JQ: We’ve talked about this incessantly over the last year and as awful as COVID has been, it’s really hard to say it, but it was really good for some people. And honestly, it was good for the marginalized people - for the people who the [restaurant] industry wasn’t looking out for. When you’re working non-stop and you don’t get to talk with your peers, it’s hard to foster these relationships. And Dacha wouldn’t be Dacha without the help of the community we’ve fostered during the last year. We’ve had Woldy from Woldy Kusina, Eric from Ursula, Lani from Brutus Bakeshop, Telly from Hags, Chef Paxx (@paxxito) in Puerto Rico, and even Jenna from Solid Wiggles who’s currently sharing the KIT space with us. And it honestly feels like things are more possible because we have an entire community and we’re all rallying for each other and sharing information. It’s sort of like this endless pool of resources that we’ve all tapped into. When you’re the lone queer working in a restaurant, that isolation is going to make you feel a certain way. But when you’re one queer of dozens or hundreds, suddenly you feel like you can do things that felt impossible, even just a year ago.
ARE THERE ANY OTHER QUEER-RUN RESTAURANTS OR CHEFS YOU’RE FEELING INSPIRED BY RIGHT NOW?
JQ: It’s funny, there’s like this Brooklyn club that’s definitely popped up. But like, all of the food is outrageously good. That distinction needs to be made. We’re not just talking about the queer community, we’re talking about serious chefs making serious food. We’re not just shouting people out for the fact that they’re queer. They’re just remarkable chefs.
TQ: And beyond queer-run food businesses, we’re talking about businesses that are really uplifting and showcasing their queer staff. [As queer people], we just happen to be very talented.
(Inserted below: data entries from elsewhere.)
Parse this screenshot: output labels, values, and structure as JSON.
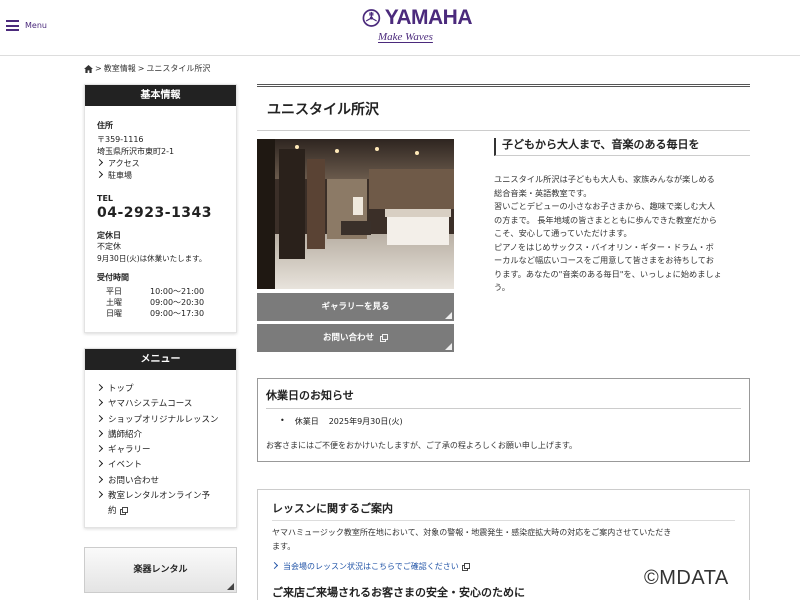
{
  "header": {
    "menu_label": "Menu",
    "logo_text": "YAMAHA",
    "tagline": "Make Waves"
  },
  "breadcrumb": {
    "home_icon": "home-icon",
    "items": [
      "教室情報",
      "ユニスタイル所沢"
    ],
    "separator": ">"
  },
  "sidebar": {
    "basic_info": {
      "heading": "基本情報",
      "address_label": "住所",
      "postal": "〒359-1116",
      "address": "埼玉県所沢市東町2-1",
      "links": [
        "アクセス",
        "駐車場"
      ],
      "tel_label": "TEL",
      "tel": "04-2923-1343",
      "holiday_label": "定休日",
      "holiday": "不定休",
      "holiday_note": "9月30日(火)は休業いたします。",
      "hours_label": "受付時間",
      "hours": [
        {
          "day": "平日",
          "time": "10:00〜21:00"
        },
        {
          "day": "土曜",
          "time": "09:00〜20:30"
        },
        {
          "day": "日曜",
          "time": "09:00〜17:30"
        }
      ]
    },
    "menu": {
      "heading": "メニュー",
      "items": [
        "トップ",
        "ヤマハシステムコース",
        "ショップオリジナルレッスン",
        "講師紹介",
        "ギャラリー",
        "イベント",
        "お問い合わせ",
        "教室レンタルオンライン予約"
      ]
    },
    "rental_button": "楽器レンタル"
  },
  "main": {
    "page_title": "ユニスタイル所沢",
    "gallery_button": "ギャラリーを見る",
    "contact_button": "お問い合わせ",
    "intro_heading": "子どもから大人まで、音楽のある毎日を",
    "intro_lines": [
      "ユニスタイル所沢は子どもも大人も、家族みんなが楽しめる",
      "総合音楽・英語教室です。",
      "習いごとデビューの小さなお子さまから、趣味で楽しむ大人",
      "の方まで。 長年地域の皆さまとともに歩んできた教室だから",
      "こそ、安心して通っていただけます。",
      "ピアノをはじめサックス・バイオリン・ギター・ドラム・ボ",
      "ーカルなど幅広いコースをご用意して皆さまをお待ちしてお",
      "ります。あなたの\"音楽のある毎日\"を、いっしょに始めましょ",
      "う。"
    ],
    "notice": {
      "heading": "休業日のお知らせ",
      "bullet_label": "休業日",
      "bullet_date": "2025年9月30日(火)",
      "text": "お客さまにはご不便をおかけいたしますが、ご了承の程よろしくお願い申し上げます。"
    },
    "lesson": {
      "heading": "レッスンに関するご案内",
      "text_line1": "ヤマハミュージック教室所在地において、対象の警報・地震発生・感染症拡大時の対応をご案内させていただき",
      "text_line2": "ます。",
      "link": "当会場のレッスン状況はこちらでご確認ください",
      "subheading": "ご来店ご来場されるお客さまの安全・安心のために"
    }
  },
  "watermark": "©MDATA",
  "colors": {
    "brand": "#4b2a7c",
    "link": "#2456a8",
    "button_gray": "#7b7b7b"
  }
}
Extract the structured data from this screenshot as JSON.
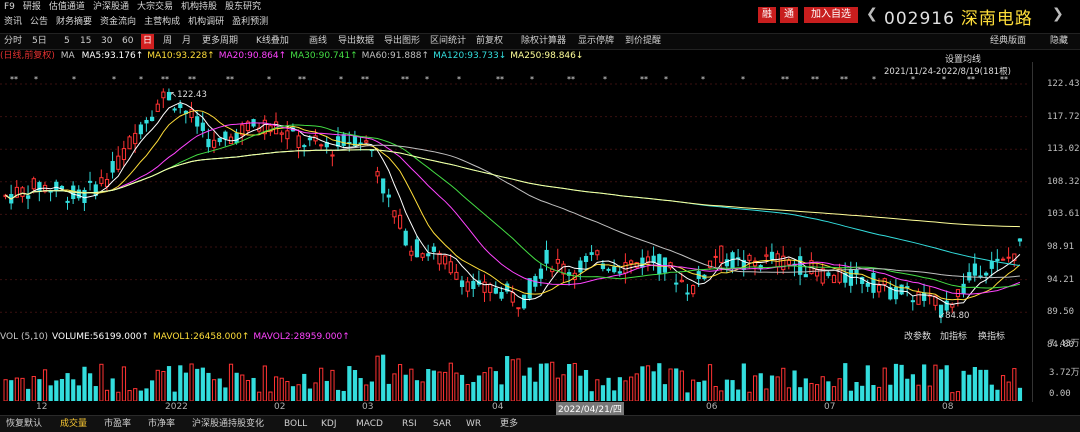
{
  "topnav": {
    "row1": [
      "F9",
      "研报",
      "估值通道",
      "沪深股通",
      "大宗交易",
      "机构持股",
      "股东研究"
    ],
    "row2": [
      "资讯",
      "公告",
      "财务摘要",
      "资金流向",
      "主营构成",
      "机构调研",
      "盈利预测"
    ],
    "badges": {
      "rong": "融",
      "tong": "通",
      "add": "加入自选"
    },
    "stock_code": "002916",
    "stock_name": "深南电路"
  },
  "toolbar": {
    "items": [
      "分时",
      "5日",
      "5",
      "15",
      "30",
      "60",
      "日",
      "周",
      "月",
      "更多周期",
      "K线叠加",
      "画线",
      "导出数据",
      "导出图形",
      "区间统计",
      "前复权",
      "除权计算器",
      "显示停牌",
      "到价提醒"
    ],
    "active": "日",
    "right": [
      "经典版面",
      "隐藏"
    ]
  },
  "indicators": {
    "prefix": "(日线,前复权)",
    "ma_label": "MA",
    "items": [
      {
        "text": "MA5:93.176↑",
        "color": "#ffffff"
      },
      {
        "text": "MA10:93.228↑",
        "color": "#ffde3a"
      },
      {
        "text": "MA20:90.864↑",
        "color": "#ff44ff"
      },
      {
        "text": "MA30:90.741↑",
        "color": "#44dd44"
      },
      {
        "text": "MA60:91.888↑",
        "color": "#c0c0c0"
      },
      {
        "text": "MA120:93.733↓",
        "color": "#33dddd"
      },
      {
        "text": "MA250:98.846↓",
        "color": "#ffff99"
      }
    ],
    "settings": "设置均线",
    "range": "2021/11/24-2022/8/19(181根)"
  },
  "price_axis": [
    "122.43",
    "117.72",
    "113.02",
    "108.32",
    "103.61",
    "98.91",
    "94.21",
    "89.50",
    "84.80"
  ],
  "chart_data": {
    "type": "candlestick",
    "high_label": "122.43",
    "low_label": "84.80",
    "ylim": [
      84.8,
      122.43
    ]
  },
  "volume": {
    "header": [
      {
        "text": "VOL (5,10)",
        "color": "#c8c8c8"
      },
      {
        "text": "VOLUME:56199.000↑",
        "color": "#ffffff"
      },
      {
        "text": "MAVOL1:26458.000↑",
        "color": "#ffde3a"
      },
      {
        "text": "MAVOL2:28959.000↑",
        "color": "#ff44ff"
      }
    ],
    "buttons": [
      "改参数",
      "加指标",
      "换指标"
    ],
    "axis": [
      "7.43万",
      "3.72万",
      "0.00"
    ]
  },
  "xaxis": {
    "labels": [
      "12",
      "2022",
      "02",
      "03",
      "04",
      "06",
      "07",
      "08"
    ],
    "cursor_date": "2022/04/21/四"
  },
  "bottomtabs": {
    "items": [
      "恢复默认",
      "成交量",
      "市盈率",
      "市净率",
      "沪深股通持股变化",
      "BOLL",
      "KDJ",
      "MACD",
      "RSI",
      "SAR",
      "WR",
      "更多"
    ],
    "active": "成交量"
  }
}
We’re not just saying queers make the best chefs, but it’s not a surprise that we do so well. We just don’t tend to have as much capital and, you know, endless resources to showcase and highlight the work that’s being done within the community. But once again, that’s clearly changing.
To get a better idea of where chefs Jessica and Trina like to eat around the city, we asked them to share a few of their favorite NYC restaurants and pop-ups with us.
“Earlier this month, we went to the "First Saturdays" marketplace at Brooklyn Museum and ate at an Auxillo Space pop-up run by Zacarías González and Tony Ortiz. They did horchata and chicken tinga tostadas, and we’re excited that they’re getting their thing going.”
“Queering up Brighton Beach is one of our favorite things. And Tatiana’s is sort of like the last of its breed, but they are a staple in the area. They’re located right on the boardwalk with two different restaurant spaces. First, they have Tatiana Grill, which is their casual, a la carte, dining option that’s open on weekdays. And then at night on weekends, they open Tatiana Restaurant, which is the last spot that still puts on an old-school cabaret shows in the area. It’s like a dinner and a show that feels like an acid trip. From the music and costumes to the dancing and all the velvet, it’s basically a nightclub on steroids."
“This is another one on Brighton Beach. They make the best piroshki in the neighborhood. They still have the old ladies standing behind the counter doling out piping hot fried dough filled with all kinds of different stuff. It’s our favorite place to go in the morning before we head to the beach. They’re open 7 days a week, but Wednesday through Sunday is when they have the best ones. The earlier you get there the better.”
“This one’s a local spot for us. They’re kind of a staple in the Bed-Stuy area.”
“Not only is Eric’s food incredible, the way he treats his staff is remarkable. That’s a huge element that we take into consideration.”
“Pre-pandemic, this spot on the Lower East Side was another very queer, celebratory, and inclusive space.”
“Via Corota has been a date night place for us since they opened. And Rita and Jody are like my lesbian fairy godmothers that I wish would adopt me,” says Jessica. “Plus, the food is fantastic. The same thing goes for Bar Pisellino across the street.”